- Car crash injuries

- Bicycle injuries

- Pedestrian injuries

- Slip and fall injuries

- Dog bite injuries

Personal injuries can vary in severity, from minor cuts and bruises to more serious injuries such as broken bones, traumatic brain injuries, or spinal cord injuries. In some cases, personal injuries can result in long-term or permanent disabilities, requiring ongoing medical treatment and care. 

In addition to physical injuries, personal injuries can also cause emotional and mental harm, such as anxiety, depression, or post-traumatic stress disorder (PTSD). These types of injuries can be just as debilitating as physical injuries and may also require treatment and care.

What is Negligence?

Negligence is a legal concept that refers to the failure to take reasonable care to prevent harm to others. In the context of personal injury law, negligence occurs when someone's actions or inactions cause harm to another person. To prove negligence in a personal injury case, the injured party (the plaintiff) must typically show four elements:

1. Duty of Care: The defendant owed a duty of care to the plaintiff. This means that the defendant had a legal obligation to act in a way that would not cause harm to the plaintiff.

2. Breach of Duty: The defendant breached their duty of care by failing to act in a reasonable manner. This can include actions such as speeding, failing to maintain a safe premises, or failing to control their dangerous dog.

3. Causation: The defendant's breach of duty caused the plaintiff's injuries. This means that the plaintiff's injuries would not have occurred if it were not for the defendant's actions or inactions.

4. Damages: The plaintiff suffered actual harm because of the defendant's breach of duty. This can include physical injuries, emotional distress, or other financial losses.

If the plaintiff can prove all four elements of negligence, they may be entitled to compensation for their injuries. This compensation can cover medical expenses, lost wages, pain and suffering, and other damages related to the injury.

Claim vs. Lawsuit

A personal injury claim and a personal injury lawsuit are two distinct legal processes, but they are often used interchangeably in everyday conversation. Here's a breakdown of the differences:

1. Personal Injury Claim: A personal injury claim is the first step in seeking compensation for injuries caused by someone else's negligence. It's a formal request made to an insurance company or the responsible party (the defendant) for compensation for damages. This process typically involves submitting a demand letter outlining the details of the accident, the injuries sustained, and the damages incurred. The insurance company or defendant then reviews the claim and decides whether to accept or deny it. If accepted, they may offer a settlement. If denied or if the settlement offered is insufficient, the next step is often a lawsuit.
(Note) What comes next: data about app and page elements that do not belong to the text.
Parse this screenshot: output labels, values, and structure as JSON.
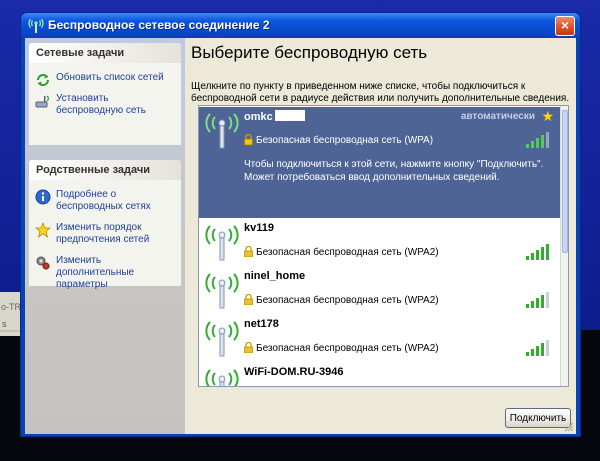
{
  "window": {
    "title": "Беспроводное сетевое соединение 2",
    "close_label": "×"
  },
  "background_window": {
    "text_1": "o-TR",
    "text_2": "s"
  },
  "sidebar": {
    "network_tasks": {
      "title": "Сетевые задачи",
      "items": [
        {
          "label": "Обновить список сетей",
          "icon": "refresh-icon"
        },
        {
          "label": "Установить беспроводную сеть",
          "icon": "setup-wireless-icon"
        }
      ]
    },
    "related_tasks": {
      "title": "Родственные задачи",
      "items": [
        {
          "label": "Подробнее о беспроводных сетях",
          "icon": "info-icon"
        },
        {
          "label": "Изменить порядок предпочтения сетей",
          "icon": "star-icon"
        },
        {
          "label": "Изменить дополнительные параметры",
          "icon": "settings-icon"
        }
      ]
    }
  },
  "main": {
    "title": "Выберите беспроводную сеть",
    "description": "Щелкните по пункту в приведенном ниже списке, чтобы подключиться к беспроводной сети в радиусе действия или получить дополнительные сведения.",
    "connect_button": "Подключить"
  },
  "networks": [
    {
      "ssid": "omkc",
      "security": "Безопасная беспроводная сеть (WPA)",
      "status": "автоматически",
      "signal_bars": 4,
      "selected": true,
      "message": "Чтобы подключиться к этой сети, нажмите кнопку \"Подключить\". Может потребоваться ввод дополнительных сведений."
    },
    {
      "ssid": "kv119",
      "security": "Безопасная беспроводная сеть (WPA2)",
      "signal_bars": 5,
      "selected": false
    },
    {
      "ssid": "ninel_home",
      "security": "Безопасная беспроводная сеть (WPA2)",
      "signal_bars": 4,
      "selected": false
    },
    {
      "ssid": "net178",
      "security": "Безопасная беспроводная сеть (WPA2)",
      "signal_bars": 4,
      "selected": false
    },
    {
      "ssid": "WiFi-DOM.RU-3946",
      "security": "",
      "signal_bars": 0,
      "selected": false
    }
  ],
  "colors": {
    "titlebar": "#0c58e0",
    "selection": "#4f6496",
    "signal": "#3db33d",
    "task_link": "#1f3f9a"
  }
}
2. Personal Injury Lawsuit: A personal injury lawsuit is a legal action filed in court against the responsible party (the defendant) seeking compensation for damages. This step is taken when negotiations with the insurance company or defendant fail to result in a satisfactory settlement. The lawsuit involves formal legal proceedings, including filing a complaint, discovery (exchanging evidence and information), pre-trial motions, and, if necessary, a trial before a judge or jury. If the plaintiff (the injured party) prevails in the lawsuit, the court may award damages to compensate for medical bills, lost wages, pain and suffering, and other losses.

In summary, a personal injury claim is the initial request for compensation, often made to an insurance company, while a personal injury lawsuit is a formal legal action filed in court when negotiations fail to resolve the claim satisfactorily. Both processes aim to compensate the injured party for their losses, but they involve different legal procedures and may have different outcomes.


If you're unsure whether you have a personal injury claim, don't wait to seek legal help. Contact Lloyd Injury Law today for a FREE CONSULTATION. Our experienced personal injury lawyer, Crystal R. Lloyd, can help you understand your rights and options and can guide you through the legal process. Don't delay—call Lloyd Injury Law today at (360) 334-5157 or visit our website at www.lloydinjurylaw.com to learn more.